What is needed
Copy the data below verbatim, leaving no line out.

Segment Start: Dataset records

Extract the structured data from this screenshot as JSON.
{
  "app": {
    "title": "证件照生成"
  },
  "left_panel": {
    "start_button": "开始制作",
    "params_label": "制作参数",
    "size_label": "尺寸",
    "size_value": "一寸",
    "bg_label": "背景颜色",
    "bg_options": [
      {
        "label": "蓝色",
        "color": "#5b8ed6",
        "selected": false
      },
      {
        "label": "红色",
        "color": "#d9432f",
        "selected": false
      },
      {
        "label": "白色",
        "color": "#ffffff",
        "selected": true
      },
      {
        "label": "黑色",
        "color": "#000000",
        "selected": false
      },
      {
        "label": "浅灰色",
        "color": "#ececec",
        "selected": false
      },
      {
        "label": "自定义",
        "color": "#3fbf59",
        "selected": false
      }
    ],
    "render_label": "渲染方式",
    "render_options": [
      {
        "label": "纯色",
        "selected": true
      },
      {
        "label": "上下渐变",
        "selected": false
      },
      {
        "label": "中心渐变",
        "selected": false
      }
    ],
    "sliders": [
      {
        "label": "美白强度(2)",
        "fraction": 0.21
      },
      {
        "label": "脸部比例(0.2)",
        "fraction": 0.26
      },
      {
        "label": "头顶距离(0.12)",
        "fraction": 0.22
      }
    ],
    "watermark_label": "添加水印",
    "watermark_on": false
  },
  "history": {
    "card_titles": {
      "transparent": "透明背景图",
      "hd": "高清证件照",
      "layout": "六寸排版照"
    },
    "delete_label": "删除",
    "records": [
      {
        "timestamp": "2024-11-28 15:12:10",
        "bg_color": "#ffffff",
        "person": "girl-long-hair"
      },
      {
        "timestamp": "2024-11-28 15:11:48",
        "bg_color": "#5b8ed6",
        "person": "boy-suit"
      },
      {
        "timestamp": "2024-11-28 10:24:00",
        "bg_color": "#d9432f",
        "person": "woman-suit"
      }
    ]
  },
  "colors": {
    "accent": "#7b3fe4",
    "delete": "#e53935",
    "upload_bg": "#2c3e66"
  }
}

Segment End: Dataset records

Output of the task
Extract the structured data from this screenshot as JSON.
{
  "app": {
    "title": "证件照生成"
  },
  "left_panel": {
    "start_button": "开始制作",
    "params_label": "制作参数",
    "size_label": "尺寸",
    "size_value": "一寸",
    "bg_label": "背景颜色",
    "bg_options": [
      {
        "label": "蓝色",
        "color": "#5b8ed6",
        "selected": false
      },
      {
        "label": "红色",
        "color": "#d9432f",
        "selected": false
      },
      {
        "label": "白色",
        "color": "#ffffff",
        "selected": true
      },
      {
        "label": "黑色",
        "color": "#000000",
        "selected": false
      },
      {
        "label": "浅灰色",
        "color": "#ececec",
        "selected": false
      },
      {
        "label": "自定义",
        "color": "#3fbf59",
        "selected": false
      }
    ],
    "render_label": "渲染方式",
    "render_options": [
      {
        "label": "纯色",
        "selected": true
      },
      {
        "label": "上下渐变",
        "selected": false
      },
      {
        "label": "中心渐变",
        "selected": false
      }
    ],
    "sliders": [
      {
        "label": "美白强度(2)",
        "fraction": 0.21
      },
      {
        "label": "脸部比例(0.2)",
        "fraction": 0.26
      },
      {
        "label": "头顶距离(0.12)",
        "fraction": 0.22
      }
    ],
    "watermark_label": "添加水印",
    "watermark_on": false
  },
  "history": {
    "card_titles": {
      "transparent": "透明背景图",
      "hd": "高清证件照",
      "layout": "六寸排版照"
    },
    "delete_label": "删除",
    "records": [
      {
        "timestamp": "2024-11-28 15:12:10",
        "bg_color": "#ffffff",
        "person": "girl-long-hair"
      },
      {
        "timestamp": "2024-11-28 15:11:48",
        "bg_color": "#5b8ed6",
        "person": "boy-suit"
      },
      {
        "timestamp": "2024-11-28 10:24:00",
        "bg_color": "#d9432f",
        "person": "woman-suit"
      }
    ]
  },
  "colors": {
    "accent": "#7b3fe4",
    "delete": "#e53935",
    "upload_bg": "#2c3e66"
  }
}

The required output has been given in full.